Scan the entries for the word "roles". Every line that has it should be copied.

- - -

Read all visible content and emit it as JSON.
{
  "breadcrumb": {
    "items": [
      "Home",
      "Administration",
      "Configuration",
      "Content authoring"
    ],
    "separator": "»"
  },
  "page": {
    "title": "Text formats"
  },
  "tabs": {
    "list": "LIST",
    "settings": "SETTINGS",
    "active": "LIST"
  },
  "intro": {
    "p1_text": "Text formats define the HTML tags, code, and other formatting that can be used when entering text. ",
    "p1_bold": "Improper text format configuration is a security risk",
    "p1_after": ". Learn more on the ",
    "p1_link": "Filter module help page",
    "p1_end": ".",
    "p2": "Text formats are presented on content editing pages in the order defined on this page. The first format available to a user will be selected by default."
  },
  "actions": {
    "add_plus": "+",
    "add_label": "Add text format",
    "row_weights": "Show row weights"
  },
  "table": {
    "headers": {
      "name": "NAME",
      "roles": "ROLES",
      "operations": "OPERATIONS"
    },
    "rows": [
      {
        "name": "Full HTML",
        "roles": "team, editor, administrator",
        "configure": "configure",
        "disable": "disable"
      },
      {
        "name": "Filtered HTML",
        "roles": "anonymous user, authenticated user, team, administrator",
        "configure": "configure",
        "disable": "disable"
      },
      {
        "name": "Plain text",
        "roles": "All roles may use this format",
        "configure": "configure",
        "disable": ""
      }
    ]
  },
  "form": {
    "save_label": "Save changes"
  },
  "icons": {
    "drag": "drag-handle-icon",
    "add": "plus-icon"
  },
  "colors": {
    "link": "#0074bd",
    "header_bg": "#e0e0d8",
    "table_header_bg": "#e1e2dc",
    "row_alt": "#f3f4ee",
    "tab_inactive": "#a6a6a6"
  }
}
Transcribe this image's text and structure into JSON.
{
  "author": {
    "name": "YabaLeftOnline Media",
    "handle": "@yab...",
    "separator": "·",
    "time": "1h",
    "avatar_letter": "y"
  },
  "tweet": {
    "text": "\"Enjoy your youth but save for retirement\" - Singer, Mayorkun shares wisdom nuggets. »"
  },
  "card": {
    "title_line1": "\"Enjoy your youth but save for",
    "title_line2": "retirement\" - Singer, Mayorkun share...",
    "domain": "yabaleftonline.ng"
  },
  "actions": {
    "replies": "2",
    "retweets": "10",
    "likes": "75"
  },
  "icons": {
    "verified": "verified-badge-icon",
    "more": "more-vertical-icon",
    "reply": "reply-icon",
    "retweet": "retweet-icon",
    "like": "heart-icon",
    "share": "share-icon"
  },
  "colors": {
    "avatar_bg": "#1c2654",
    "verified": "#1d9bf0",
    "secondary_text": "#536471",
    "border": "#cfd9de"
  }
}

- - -

(Expected answer)
      "roles": "ROLES",
        "roles": "team, editor, administrator",
        "roles": "anonymous user, authenticated user, team, administrator",
        "roles": "All roles may use this format",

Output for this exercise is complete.